Drama critics always included a bit about the cat in their reviews. They agreed that the cat had a reputation as a scene-stealer and in a few cases even saved a disastrous play from closing.

More than once the cat got a billing on the theater marquee, many times directly following the names of the leading actors.

When the night came for the show, Sally got to the theater early, determined to talk to some of the ushers or theater personnel. She found that the cat was surely a favorite among them.

One stagehand said, “That cat always takes curtain calls, and once or twice we had to raise the curtain for the cat to make one more appearance to the sound of applause.”

The play had gone well enough until the second act when Sally noticed there was some commotion on the set before the curtain. The setting was a typical New York street scene with an alley dominating the stage.

There, before the scene began, Sally saw the cat sitting atop a garbage tank at stage right. The cat appeared to be surveying the audience with a haughty manner as if to say, “What do you expect? Cats and alleys go together.” The cat remained in position on the lid for the entire scene.

As the stage lights came up, Sally got a better look at the cat.

Sure enough, it was Fero.

“Fero, come home,” she was about to whisper from her seat in the second row when she realized the cat had its role to play in the scene.

Unbeknown to her the press had picked up the story and was in the theater that night waiting to see if there would be a reunion of cat and human.

As soon as the final curtain came down, Sally ran to the stage door to coax Fero back to her. She waited with the press photographers. Finally, Fero appeared, ran out the door and leaped into her waiting arms. The photographers had their photo opportunity. It made a great front page story in the tabloids the next day and even got a few paragraphs in the New York Times.

One tabloid carried the headline, “Miss Sarah Comes Home. Concluding A Triumphant Season.”

Another read, “From Alleyways to Broadway.”
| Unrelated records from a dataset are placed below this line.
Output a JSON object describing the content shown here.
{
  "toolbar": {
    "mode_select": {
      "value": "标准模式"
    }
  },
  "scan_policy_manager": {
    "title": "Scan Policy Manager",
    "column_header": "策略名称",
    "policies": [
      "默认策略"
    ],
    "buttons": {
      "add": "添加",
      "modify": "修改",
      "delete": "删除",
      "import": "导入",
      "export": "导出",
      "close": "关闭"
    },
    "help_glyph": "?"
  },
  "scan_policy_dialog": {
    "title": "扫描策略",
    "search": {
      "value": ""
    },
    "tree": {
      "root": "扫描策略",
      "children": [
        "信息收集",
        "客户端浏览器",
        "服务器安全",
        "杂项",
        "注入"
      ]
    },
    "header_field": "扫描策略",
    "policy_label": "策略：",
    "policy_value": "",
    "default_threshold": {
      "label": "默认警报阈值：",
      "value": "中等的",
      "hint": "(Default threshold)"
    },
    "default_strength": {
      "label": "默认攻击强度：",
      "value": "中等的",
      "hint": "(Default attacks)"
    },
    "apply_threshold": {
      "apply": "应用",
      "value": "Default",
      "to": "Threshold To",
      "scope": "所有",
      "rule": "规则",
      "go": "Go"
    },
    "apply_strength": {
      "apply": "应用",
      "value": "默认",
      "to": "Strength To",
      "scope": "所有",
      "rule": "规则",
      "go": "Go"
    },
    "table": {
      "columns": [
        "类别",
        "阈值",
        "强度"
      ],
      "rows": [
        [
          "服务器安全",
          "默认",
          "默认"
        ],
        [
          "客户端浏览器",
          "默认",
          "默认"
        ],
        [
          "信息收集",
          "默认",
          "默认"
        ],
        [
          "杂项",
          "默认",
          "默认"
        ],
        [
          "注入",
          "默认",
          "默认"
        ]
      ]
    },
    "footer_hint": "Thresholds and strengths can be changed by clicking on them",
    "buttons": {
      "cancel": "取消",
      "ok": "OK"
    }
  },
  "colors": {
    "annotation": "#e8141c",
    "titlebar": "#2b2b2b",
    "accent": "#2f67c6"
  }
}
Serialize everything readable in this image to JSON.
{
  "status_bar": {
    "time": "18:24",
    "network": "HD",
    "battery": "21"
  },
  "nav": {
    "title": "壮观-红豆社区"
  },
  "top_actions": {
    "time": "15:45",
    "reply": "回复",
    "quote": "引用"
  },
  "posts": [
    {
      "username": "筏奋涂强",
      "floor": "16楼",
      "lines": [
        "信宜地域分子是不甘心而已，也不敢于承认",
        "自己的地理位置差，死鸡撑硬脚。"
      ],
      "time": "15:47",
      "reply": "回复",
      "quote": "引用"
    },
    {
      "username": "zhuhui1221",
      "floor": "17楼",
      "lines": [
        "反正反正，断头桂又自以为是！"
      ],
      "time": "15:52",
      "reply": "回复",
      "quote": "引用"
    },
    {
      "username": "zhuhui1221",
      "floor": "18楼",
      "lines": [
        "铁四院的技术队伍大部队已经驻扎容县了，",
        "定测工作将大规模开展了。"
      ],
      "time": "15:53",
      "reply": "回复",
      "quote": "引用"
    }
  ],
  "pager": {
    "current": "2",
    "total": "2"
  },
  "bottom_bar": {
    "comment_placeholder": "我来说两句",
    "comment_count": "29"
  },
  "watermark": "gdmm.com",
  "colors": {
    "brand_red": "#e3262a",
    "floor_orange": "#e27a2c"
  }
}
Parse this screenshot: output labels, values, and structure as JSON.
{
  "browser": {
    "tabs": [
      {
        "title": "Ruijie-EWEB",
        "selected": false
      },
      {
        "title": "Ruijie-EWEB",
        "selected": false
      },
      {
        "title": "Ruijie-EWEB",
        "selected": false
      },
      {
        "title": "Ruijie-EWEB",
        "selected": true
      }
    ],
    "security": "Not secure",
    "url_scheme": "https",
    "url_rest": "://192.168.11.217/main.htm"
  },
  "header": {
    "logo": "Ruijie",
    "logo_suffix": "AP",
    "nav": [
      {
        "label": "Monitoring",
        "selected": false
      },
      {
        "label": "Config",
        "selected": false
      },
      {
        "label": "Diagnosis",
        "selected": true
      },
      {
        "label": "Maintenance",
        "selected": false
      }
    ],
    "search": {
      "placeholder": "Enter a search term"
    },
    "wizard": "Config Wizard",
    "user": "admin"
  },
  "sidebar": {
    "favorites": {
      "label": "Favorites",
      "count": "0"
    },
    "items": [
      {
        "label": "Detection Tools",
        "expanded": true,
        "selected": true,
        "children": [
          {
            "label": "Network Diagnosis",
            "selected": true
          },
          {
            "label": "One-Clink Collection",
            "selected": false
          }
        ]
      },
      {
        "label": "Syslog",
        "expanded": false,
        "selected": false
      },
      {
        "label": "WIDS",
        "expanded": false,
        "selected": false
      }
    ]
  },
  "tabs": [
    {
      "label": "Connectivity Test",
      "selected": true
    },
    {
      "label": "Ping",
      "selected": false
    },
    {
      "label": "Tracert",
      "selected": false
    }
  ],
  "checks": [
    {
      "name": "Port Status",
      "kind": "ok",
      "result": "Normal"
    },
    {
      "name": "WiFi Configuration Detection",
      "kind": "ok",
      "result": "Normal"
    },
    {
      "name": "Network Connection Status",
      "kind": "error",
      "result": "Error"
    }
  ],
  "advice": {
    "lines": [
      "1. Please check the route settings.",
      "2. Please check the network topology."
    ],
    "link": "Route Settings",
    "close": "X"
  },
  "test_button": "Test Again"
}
Fero’s acting career is over, but on dark nights not long after final curtain calls a cat is often seen prowling Shubert Alley, mixing with the late night theater crowds.